In addition to this, the Government Medical Officers' Association (GMOA) called a strike - which they called off after two days, last morning- in support of the anti-SAITM struggle by university students and to condemn the police attack.
However, the GMOA made headlines as a fellow medical officer who came for a discussion held at the Sri Lanka Foundation leaving behind hundreds of patients who came seeking treatment was sent back to the hospital, to taste bitter medicines, with a broken nose.
Doctors discussing the current crisis over private medical education were later found exchanging fisticuffs as one member hit the other one on the face using a ceramic cup.
MR in Pakistan
Former President Mahinda Rajapaksa left to Pakistan last Monday afternoon to participate, as the guest speaker, at an event held at the Pakistan National Defence University.
Speaking at an event organized by the Centre for Research and Security Studies (CRSS) and Global Village Space (GVS) Rajapaksa said terrorism is against the spirit of humanity and no country can prosper if people are compelled to live their lives under fear.
Delivering his speech on the topic of the talk which was 'Sri Lanka's Struggle for Peace and its Lessons for Pakistan and the Region,' Rajapaksa said that Pakistan and Sri Lanka's mutual relationship is sustained by cultural heritage, economies, and common stand on international issues.
"We are grateful for the unconditional and steadfast support we received from Pakistan. It is a matter of deep satisfaction that I was able to raise Sri Lanka's voice with Pakistan. They have stood by us through thick and thin," he said. Rajapaksa added there is no distinction between terrorists, mirroring the good versus bad Taliban debate in Pakistan.

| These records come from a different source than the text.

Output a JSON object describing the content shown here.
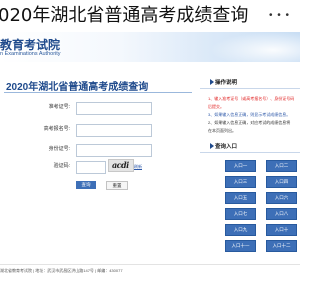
{
  "header": {
    "title": "020年湖北省普通高考成绩查询",
    "more_icon": "ellipsis"
  },
  "hero": {
    "title": "教育考试院",
    "subtitle": "n Examinations Authority"
  },
  "form": {
    "heading": "2020年湖北省普通高考成绩查询",
    "fields": [
      {
        "label": "准考证号:",
        "value": ""
      },
      {
        "label": "高考报名号:",
        "value": ""
      },
      {
        "label": "身份证号:",
        "value": ""
      },
      {
        "label": "验证码:",
        "value": ""
      }
    ],
    "captcha_text": "acdi",
    "refresh_label": "刷新",
    "query_button": "查询",
    "reset_button": "重置"
  },
  "sidebar": {
    "instructions_title": "操作说明",
    "notes": [
      {
        "text": "1、输入准考证号（或高考报名号）、身份证号码",
        "tone": "red"
      },
      {
        "text": "后提交。",
        "tone": "red"
      },
      {
        "text": "3、如果输入信息正确，则显示考试成绩信息。",
        "tone": "blue"
      },
      {
        "text": "2、如果输入信息正确，对应考试的成绩信息将",
        "tone": "normal"
      },
      {
        "text": "在本页面列出。",
        "tone": "normal"
      }
    ],
    "entry_title": "查询入口",
    "entries": [
      "入口一",
      "入口二",
      "入口三",
      "入口四",
      "入口五",
      "入口六",
      "入口七",
      "入口八",
      "入口九",
      "入口十",
      "入口十一",
      "入口十二"
    ]
  },
  "footer": {
    "text": "湖北省教育考试院  |  地址：武汉市武昌区洪山路147号  |  邮编：430077"
  },
  "colors": {
    "accent": "#3d6fb7",
    "heading": "#1f4a8c",
    "warning": "#e02020"
  }
}
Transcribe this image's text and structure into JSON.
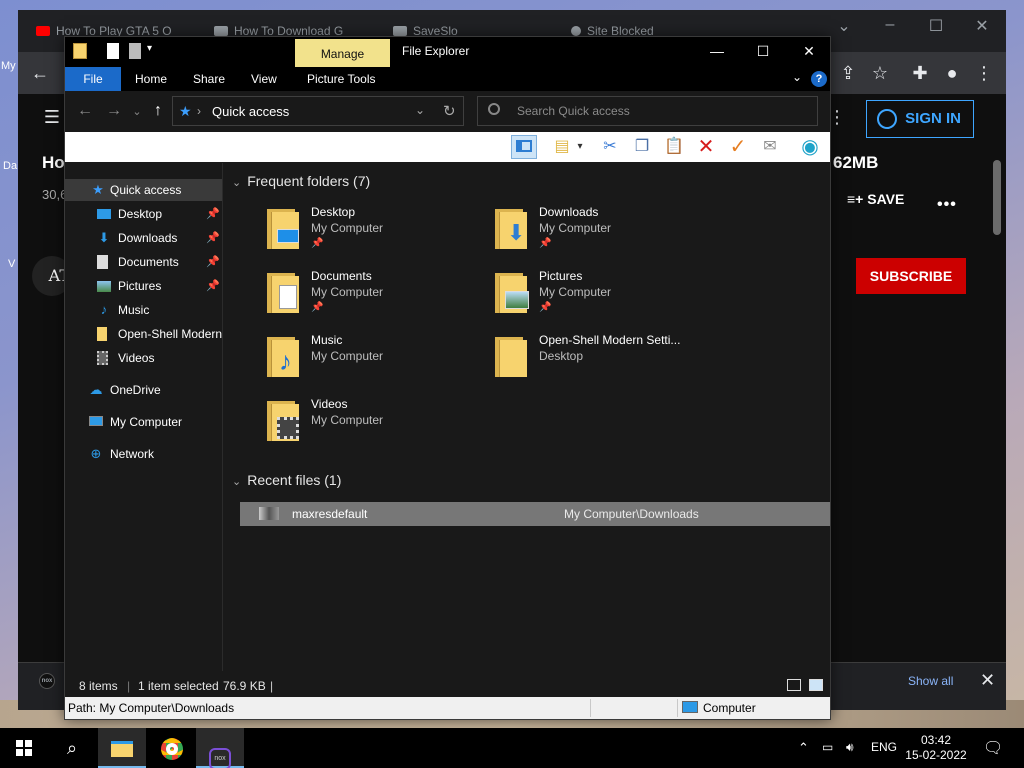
{
  "browser": {
    "tabs": [
      {
        "label": "How To Play GTA 5 O"
      },
      {
        "label": "How To Download G"
      },
      {
        "label": "SaveSlo"
      },
      {
        "label": "Site Blocked"
      }
    ],
    "sign_in": "SIGN IN",
    "title_left": "Ho",
    "title_right": "62MB",
    "views_fragment": "30,6",
    "save_label": "SAVE",
    "subscribe_label": "SUBSCRIBE",
    "channel_fragment": "AT",
    "show_all": "Show all",
    "side_fragment_1": "My",
    "side_fragment_2": "Da",
    "side_fragment_3": "V"
  },
  "explorer": {
    "manage_tab": "Manage",
    "title": "File Explorer",
    "ribbon_tabs": [
      "File",
      "Home",
      "Share",
      "View",
      "Picture Tools"
    ],
    "address": "Quick access",
    "search_placeholder": "Search Quick access",
    "nav": [
      {
        "label": "Quick access",
        "icon": "star-icon"
      },
      {
        "label": "Desktop",
        "icon": "desktop-icon",
        "pinned": true
      },
      {
        "label": "Downloads",
        "icon": "download-icon",
        "pinned": true
      },
      {
        "label": "Documents",
        "icon": "document-icon",
        "pinned": true
      },
      {
        "label": "Pictures",
        "icon": "pictures-icon",
        "pinned": true
      },
      {
        "label": "Music",
        "icon": "music-icon"
      },
      {
        "label": "Open-Shell Modern",
        "icon": "folder-icon"
      },
      {
        "label": "Videos",
        "icon": "videos-icon"
      },
      {
        "label": "OneDrive",
        "icon": "cloud-icon"
      },
      {
        "label": "My Computer",
        "icon": "computer-icon"
      },
      {
        "label": "Network",
        "icon": "network-icon"
      }
    ],
    "frequent_header": "Frequent folders (7)",
    "frequent": [
      {
        "name": "Desktop",
        "location": "My Computer",
        "pinned": true
      },
      {
        "name": "Downloads",
        "location": "My Computer",
        "pinned": true
      },
      {
        "name": "Documents",
        "location": "My Computer",
        "pinned": true
      },
      {
        "name": "Pictures",
        "location": "My Computer",
        "pinned": true
      },
      {
        "name": "Music",
        "location": "My Computer",
        "pinned": false
      },
      {
        "name": "Open-Shell Modern Setti...",
        "location": "Desktop",
        "pinned": false
      },
      {
        "name": "Videos",
        "location": "My Computer",
        "pinned": false
      }
    ],
    "recent_header": "Recent files (1)",
    "recent": [
      {
        "name": "maxresdefault",
        "path": "My Computer\\Downloads"
      }
    ],
    "status": {
      "items": "8 items",
      "selected": "1 item selected",
      "size": "76.9 KB"
    },
    "pathbar": {
      "path": "Path: My Computer\\Downloads",
      "location": "Computer"
    }
  },
  "taskbar": {
    "language": "ENG",
    "time": "03:42",
    "date": "15-02-2022"
  },
  "colors": {
    "accent": "#1b6ac9",
    "manage_tab": "#f2e28c",
    "subscribe": "#cc0000",
    "folder": "#f7d36e"
  }
}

He also said that in the case of Sri Lanka, armed forces provided unrelenting support, backed by actual and concrete actions on part of the government.
The former President said that successful anti-terrorism operations depend as much on internal factors as they do on external factors. Public education and support is necessary to thwart any sympathy or help for the enemy. There is no room for hypocrisy or double-dealing, he stressed.
In his concluding remarks, Rajapaksa stressed: "We must learn from one another, be productive and provide practical solutions."
He further stressed on the need for more such dialogues and platforms to better understand the menace of terrorism and employ measures to combat it and achieve peace in the region.
Interior Minister Chaudhry Nisar Ali Khan said that stronger Pak-Sri Lankan partnership was key to promoting greater cooperation in the region and also a bulwark against the challenges facing the region including the issue of terrorism and poverty besides warding off any self-assumed notion of hegemony in the region, Pakistan's 'The Nation' reported.
"This he said while talking to former President of Sri Lanka Rajapaksa, Percy Mahendra, at Punjab House in Pakistan on Thursday when the latter called on him along with his delegation," says a statement issued by the Interior Ministry.
According to Pakistan media, Lt. Gen. (Retd.), Asif Yasin Malik has said, Pakistan has a lot to learn about peace-building from Sri Lanka, and there are a lot of parallels between the situations in the two countries vis-à-vis terrorism.
Former Pakistan High Commissioner to Sri Lanka, Seema Baloch has stated that the Sri Lankan Government took decisive action against terrorism.Following its success, Sri Lanka began to open its routes and increasingly integrate with the international community.
Speaking on the issue of human rights, she has blamed the international community for its double standards.
"In some cases we describe the lives of others as collateral damage and in other cases we emphasize it as civilian casualty," she said.
Former Chief of Pakistan's powerful spy agency Inter-Services Intelligence (ISI), Lt. Gen. Rizwan Akhtar who now heads the National Defence University while commending Rajapaksa has said that they do not find the accusations levelled against Rajapaksa when commanding the country towards peace by defeating terrorism as fair and just.
"Pakistan will stand by you at any given time," he had said.